Posted on 05/15/2021
By: Hans Themistode
Despite the big wins and world titles currently sitting on his mantle, Daniel Jacobs always takes the time to sit back and reflect on how far he’s come.
After being diagnosed in 2011 with osteosarcoma, a common bone cancer, Jacobs has gone on to become a multiple division world champion and has shared the ring with some of boxing’s biggest names, including Gennadiy Golovkin and Canelo Alvarez.
At the age of 33, Jacobs is fully aware that he’s much closer to the end of his career as opposed to the beginning. Still, that doesn’t mean the New York native has any intentions of hanging up his gloves anytime soon.

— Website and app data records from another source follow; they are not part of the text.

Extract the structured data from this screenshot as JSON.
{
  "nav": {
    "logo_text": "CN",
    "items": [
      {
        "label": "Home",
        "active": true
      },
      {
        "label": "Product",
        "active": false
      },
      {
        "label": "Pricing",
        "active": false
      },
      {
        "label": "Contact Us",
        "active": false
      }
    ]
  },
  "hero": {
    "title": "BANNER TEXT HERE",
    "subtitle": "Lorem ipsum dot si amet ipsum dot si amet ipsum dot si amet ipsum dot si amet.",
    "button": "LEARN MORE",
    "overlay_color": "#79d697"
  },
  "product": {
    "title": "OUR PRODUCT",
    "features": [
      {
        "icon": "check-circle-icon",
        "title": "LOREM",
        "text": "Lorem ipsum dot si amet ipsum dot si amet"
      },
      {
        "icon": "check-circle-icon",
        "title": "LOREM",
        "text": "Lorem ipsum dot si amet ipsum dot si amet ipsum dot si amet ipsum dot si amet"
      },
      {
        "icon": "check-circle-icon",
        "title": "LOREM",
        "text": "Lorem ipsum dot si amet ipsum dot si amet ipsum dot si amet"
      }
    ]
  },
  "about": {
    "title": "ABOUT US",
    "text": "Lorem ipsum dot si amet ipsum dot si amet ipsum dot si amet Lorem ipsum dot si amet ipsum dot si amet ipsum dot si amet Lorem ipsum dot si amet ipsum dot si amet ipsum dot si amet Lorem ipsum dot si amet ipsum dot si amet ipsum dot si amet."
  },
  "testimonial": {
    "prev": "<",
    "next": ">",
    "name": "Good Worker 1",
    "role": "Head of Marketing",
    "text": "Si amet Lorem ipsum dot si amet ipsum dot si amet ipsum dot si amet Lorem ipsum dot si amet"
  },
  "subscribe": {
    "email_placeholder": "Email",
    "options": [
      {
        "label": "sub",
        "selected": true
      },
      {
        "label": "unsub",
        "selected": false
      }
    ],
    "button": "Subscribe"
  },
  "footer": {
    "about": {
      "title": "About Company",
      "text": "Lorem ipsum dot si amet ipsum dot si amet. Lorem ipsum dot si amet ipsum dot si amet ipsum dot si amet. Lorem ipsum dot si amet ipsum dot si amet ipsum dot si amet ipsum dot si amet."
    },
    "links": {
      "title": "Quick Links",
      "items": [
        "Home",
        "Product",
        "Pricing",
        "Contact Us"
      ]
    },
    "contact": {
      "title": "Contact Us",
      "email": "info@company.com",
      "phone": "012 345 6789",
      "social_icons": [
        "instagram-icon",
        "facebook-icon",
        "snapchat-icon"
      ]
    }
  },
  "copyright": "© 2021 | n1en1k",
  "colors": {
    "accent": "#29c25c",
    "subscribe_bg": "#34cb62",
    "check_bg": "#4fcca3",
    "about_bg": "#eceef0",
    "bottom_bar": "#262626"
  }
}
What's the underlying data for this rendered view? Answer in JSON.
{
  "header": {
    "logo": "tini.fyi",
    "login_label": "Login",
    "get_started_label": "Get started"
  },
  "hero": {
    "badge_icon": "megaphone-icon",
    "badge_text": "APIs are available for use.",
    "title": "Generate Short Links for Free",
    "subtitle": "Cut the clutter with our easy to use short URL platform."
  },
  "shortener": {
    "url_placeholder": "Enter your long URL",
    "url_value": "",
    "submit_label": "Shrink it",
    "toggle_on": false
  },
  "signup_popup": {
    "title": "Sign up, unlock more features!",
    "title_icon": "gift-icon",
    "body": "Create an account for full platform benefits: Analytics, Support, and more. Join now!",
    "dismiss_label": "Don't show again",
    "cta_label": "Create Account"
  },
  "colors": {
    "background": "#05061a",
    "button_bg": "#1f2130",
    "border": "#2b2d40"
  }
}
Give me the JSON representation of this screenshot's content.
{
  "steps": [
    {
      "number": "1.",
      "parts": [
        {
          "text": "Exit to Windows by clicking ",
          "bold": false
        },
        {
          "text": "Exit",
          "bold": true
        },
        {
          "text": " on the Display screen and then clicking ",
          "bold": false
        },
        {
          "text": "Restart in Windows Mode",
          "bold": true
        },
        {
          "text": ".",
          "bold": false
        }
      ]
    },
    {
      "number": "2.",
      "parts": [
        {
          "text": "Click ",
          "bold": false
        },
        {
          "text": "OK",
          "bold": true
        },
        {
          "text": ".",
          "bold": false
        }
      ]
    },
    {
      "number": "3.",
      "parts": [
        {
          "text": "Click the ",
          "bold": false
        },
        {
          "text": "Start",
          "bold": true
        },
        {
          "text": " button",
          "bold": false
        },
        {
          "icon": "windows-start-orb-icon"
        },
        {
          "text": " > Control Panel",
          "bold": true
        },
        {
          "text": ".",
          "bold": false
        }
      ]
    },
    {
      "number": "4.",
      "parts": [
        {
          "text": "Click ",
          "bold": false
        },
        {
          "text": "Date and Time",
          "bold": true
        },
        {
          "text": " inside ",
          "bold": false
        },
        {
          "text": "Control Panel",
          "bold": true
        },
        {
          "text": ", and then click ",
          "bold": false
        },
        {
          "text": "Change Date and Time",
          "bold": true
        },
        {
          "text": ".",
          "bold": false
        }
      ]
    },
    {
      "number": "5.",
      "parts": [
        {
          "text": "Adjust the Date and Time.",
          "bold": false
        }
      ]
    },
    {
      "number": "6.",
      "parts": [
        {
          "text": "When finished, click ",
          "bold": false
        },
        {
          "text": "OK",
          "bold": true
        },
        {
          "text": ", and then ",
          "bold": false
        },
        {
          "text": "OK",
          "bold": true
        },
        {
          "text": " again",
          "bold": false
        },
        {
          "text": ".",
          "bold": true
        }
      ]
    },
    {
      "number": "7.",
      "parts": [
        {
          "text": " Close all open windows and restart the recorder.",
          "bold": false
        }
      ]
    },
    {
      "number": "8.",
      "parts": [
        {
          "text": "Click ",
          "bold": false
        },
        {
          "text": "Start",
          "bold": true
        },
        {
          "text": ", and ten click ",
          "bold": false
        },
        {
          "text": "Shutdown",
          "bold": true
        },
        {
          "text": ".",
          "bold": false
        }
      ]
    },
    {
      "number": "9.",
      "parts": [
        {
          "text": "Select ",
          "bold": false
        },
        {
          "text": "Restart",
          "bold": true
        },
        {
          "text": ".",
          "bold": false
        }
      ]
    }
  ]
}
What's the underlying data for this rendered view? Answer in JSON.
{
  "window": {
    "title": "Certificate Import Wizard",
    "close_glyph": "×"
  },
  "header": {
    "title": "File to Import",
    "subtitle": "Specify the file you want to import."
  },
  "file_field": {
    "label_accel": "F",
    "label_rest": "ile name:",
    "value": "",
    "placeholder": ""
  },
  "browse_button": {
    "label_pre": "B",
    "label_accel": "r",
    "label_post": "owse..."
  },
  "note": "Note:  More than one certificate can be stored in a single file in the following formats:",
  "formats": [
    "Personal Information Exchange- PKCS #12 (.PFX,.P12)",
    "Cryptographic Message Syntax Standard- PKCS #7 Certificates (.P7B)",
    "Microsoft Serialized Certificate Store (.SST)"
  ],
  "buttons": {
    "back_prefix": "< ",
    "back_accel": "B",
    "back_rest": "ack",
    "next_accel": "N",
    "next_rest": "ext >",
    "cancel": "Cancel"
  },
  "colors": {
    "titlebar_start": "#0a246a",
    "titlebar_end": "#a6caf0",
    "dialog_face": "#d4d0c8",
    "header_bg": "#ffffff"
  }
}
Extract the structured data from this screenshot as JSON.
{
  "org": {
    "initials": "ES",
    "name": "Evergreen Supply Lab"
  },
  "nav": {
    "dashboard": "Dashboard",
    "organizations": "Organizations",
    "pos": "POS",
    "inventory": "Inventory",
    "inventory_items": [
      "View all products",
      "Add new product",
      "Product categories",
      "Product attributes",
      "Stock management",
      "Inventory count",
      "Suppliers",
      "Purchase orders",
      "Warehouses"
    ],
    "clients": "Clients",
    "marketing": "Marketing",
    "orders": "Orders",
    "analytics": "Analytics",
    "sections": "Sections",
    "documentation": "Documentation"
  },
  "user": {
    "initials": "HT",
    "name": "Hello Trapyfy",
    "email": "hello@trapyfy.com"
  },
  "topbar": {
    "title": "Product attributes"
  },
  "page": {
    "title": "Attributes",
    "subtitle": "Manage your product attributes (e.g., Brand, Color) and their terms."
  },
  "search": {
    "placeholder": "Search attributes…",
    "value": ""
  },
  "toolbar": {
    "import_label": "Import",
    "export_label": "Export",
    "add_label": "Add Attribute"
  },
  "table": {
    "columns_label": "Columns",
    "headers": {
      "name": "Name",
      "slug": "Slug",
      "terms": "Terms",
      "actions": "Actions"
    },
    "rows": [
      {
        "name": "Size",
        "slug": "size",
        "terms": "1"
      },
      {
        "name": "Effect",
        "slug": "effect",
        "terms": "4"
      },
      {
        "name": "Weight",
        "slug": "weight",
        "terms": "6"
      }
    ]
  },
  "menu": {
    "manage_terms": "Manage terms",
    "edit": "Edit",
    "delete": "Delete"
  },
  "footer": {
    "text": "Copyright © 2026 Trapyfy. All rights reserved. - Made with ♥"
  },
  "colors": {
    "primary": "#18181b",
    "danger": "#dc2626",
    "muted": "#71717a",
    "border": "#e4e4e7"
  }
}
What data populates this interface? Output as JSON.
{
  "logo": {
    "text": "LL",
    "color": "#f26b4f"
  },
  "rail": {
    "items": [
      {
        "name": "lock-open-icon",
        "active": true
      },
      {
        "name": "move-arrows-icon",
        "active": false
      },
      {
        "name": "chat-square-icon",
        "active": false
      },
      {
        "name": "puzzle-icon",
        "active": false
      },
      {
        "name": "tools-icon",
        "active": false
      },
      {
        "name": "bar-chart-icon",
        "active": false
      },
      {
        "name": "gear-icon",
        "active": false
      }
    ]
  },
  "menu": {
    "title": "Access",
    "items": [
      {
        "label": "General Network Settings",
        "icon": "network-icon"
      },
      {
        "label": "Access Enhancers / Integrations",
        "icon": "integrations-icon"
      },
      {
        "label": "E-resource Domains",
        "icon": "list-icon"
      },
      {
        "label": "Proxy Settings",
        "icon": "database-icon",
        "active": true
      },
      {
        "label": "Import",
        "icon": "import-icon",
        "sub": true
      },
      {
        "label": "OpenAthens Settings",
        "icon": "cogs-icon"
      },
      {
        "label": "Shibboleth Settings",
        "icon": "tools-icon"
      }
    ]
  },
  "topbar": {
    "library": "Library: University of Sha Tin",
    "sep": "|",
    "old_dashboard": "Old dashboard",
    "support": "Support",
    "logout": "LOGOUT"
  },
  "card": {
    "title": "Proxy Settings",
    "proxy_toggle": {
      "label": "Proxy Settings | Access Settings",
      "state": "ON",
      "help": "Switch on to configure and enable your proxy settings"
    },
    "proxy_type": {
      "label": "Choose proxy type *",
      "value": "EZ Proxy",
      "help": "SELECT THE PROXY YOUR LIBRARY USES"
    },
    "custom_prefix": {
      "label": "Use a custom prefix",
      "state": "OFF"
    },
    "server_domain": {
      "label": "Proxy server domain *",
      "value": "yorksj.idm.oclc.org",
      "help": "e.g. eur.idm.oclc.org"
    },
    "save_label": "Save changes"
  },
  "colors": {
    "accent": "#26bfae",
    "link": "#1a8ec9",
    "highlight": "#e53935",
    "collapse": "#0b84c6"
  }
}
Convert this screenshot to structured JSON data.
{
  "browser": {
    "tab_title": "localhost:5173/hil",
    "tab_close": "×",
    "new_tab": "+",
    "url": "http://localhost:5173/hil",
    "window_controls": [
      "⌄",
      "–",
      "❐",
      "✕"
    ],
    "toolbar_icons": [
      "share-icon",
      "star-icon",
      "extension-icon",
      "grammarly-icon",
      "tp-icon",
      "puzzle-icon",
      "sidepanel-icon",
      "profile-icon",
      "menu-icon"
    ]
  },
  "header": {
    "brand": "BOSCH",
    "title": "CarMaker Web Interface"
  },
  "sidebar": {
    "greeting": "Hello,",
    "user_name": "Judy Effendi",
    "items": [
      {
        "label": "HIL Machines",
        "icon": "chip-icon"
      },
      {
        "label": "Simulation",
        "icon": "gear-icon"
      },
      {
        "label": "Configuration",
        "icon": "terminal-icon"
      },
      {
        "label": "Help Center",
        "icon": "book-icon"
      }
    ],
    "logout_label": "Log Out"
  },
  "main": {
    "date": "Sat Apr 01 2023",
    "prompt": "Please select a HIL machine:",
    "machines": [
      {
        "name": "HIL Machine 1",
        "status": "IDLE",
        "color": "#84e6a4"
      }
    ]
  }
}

“I would say I have at least a good three or four years in me left,” said Jacobs during an interview with Brian Custer on the Last Stand Podcast. “I’ve had a tremendous career and I look forward to building my legacy.”
In building his legacy, Jacobs (37-3, 30 KOs) has a bit of refurbishing to do. The switch hitter put on an uninspiring performance against journeymen Gabriel Rosado in his most recent ring appearance. Heading into their showdown, the prevailing thought process was that Jacobs was simply too fast, too strong and flat out too good for Rosado. Regardless of that notion, Jacobs struggled mightily before eking out a highly controversial split decision.
With several months to analyze his performance, Jacobs admits that it wasn’t his proudest moment in the ring. With that said, there were certain factors behind his lackadaisical approach.
“My last performance wasn’t my best performance,” continued Jacobs. “I hate to really make excuses but there were a lot of things going into that fight. I mentally couldn’t be at my best.”
Putting his recent outing to the side, Jacobs believes he has plenty to be proud of. He’s picked up several notable wins against the likes of Julio Cesar Chavez Jr., Sergiy Derevyanchenko and Peter Quillin. The New York native is now campaigning at super middleweight, and is currently riding a two fight win streak. Considering the names already plastered to his resume, Jacobs believes that if he can simply win another world title in his new home, he will have done enough to reach his ultimate goal.
“I want to be a Hall of Famer. I think it would solidify it if I became a two-division belt holder. Also, if I fought some of the key names. I just really want to give the best version of myself. When my career is done, I want to look back and say I gave it my all and I gave my life to the sport of boxing. I want to be proud of what I’ve done.”